Yesterday a friend showed me a FStoppers video where Lee Morris makes a whole photo shoot with an iPhone, instead of a DSLR. Not really going into the merit of the video, Lee loves to create polemics everywhere, but into this concept.
The same way that is the cook that makes the food not the pans, is the photographer and not the camera. They (pans and cameras) are tools! The art happens inside the artist’s mind.
Give Joe McNally a smartphone and you’ll have a great picture and give a layman a top camera and you’ll still won’t have something to work with. Lee’s video (see below) just proves that, in my opinion. He mentions that “with a phone he can make better images that the majority of what is seen online”, and with the amount of bad images online nowadays, this should not be very hard for a professional like him 🙂
The other side of the same coin is that there’s a proper tool for each task. It’s probably pretty hard to make soup in a frying pan.
To shoot sports, for example, you need a fast lens and a camera with a high frames per second rate. The fast lens will give you a fast shutter speed that freezes the action, even indoors, and gives you this subject-background separation so that you can clearly see what the image is about. The high frames rate will allow you to burst shoot and make sure you don’t miss the “peak of the action”. With a camera with a slow frame rate (not even saying with a phone) capturing the best moment becomes a matter of luck. It can be done, but not always. Using a slow lens will not blurry the background enough to make your subject pop. This nice shallow depth of field without the proper lens … not going to happen.
Same applies to shooting a wedding, a low light situation, without the proper equipment (fast lens, low noise camera), just doesn’t happen properly.
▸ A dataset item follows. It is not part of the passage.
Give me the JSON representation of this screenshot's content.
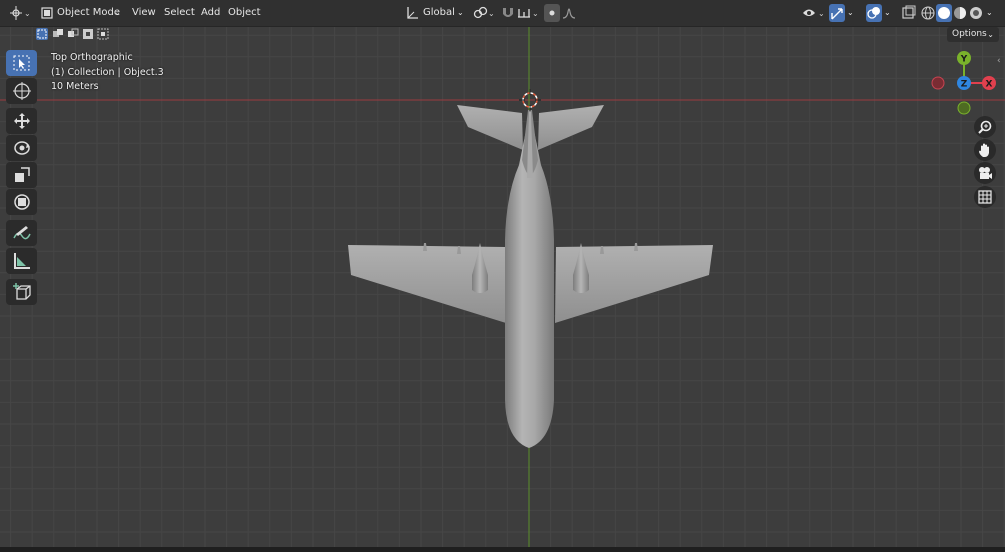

Even worse if you need to trigger strobes, for example. Surely not feasible with a phone. Even an environmental portrait, a fast lens makes all the difference to get rid of the details in the background.
Just some of examples where the gear is part of what you want as final result.
Also the appearance for the job. For the client, your gear is as important as your clothes when you show up for a gig. It sells your image and gives security to the customer about the quality of your work, even if only a psychological effect. Show up with a smartphone to shoot a wedding, even if it’s a magical one, it won’t save you from the bridezilla.
Smartphones, though, have pretty much killed point-and-shoot cameras. You barely see one in the streets anymore.
I’m pretty happy with my DSLR and lenses, despite using more and more the phone for social media stuff.
And you? What do you shoot with?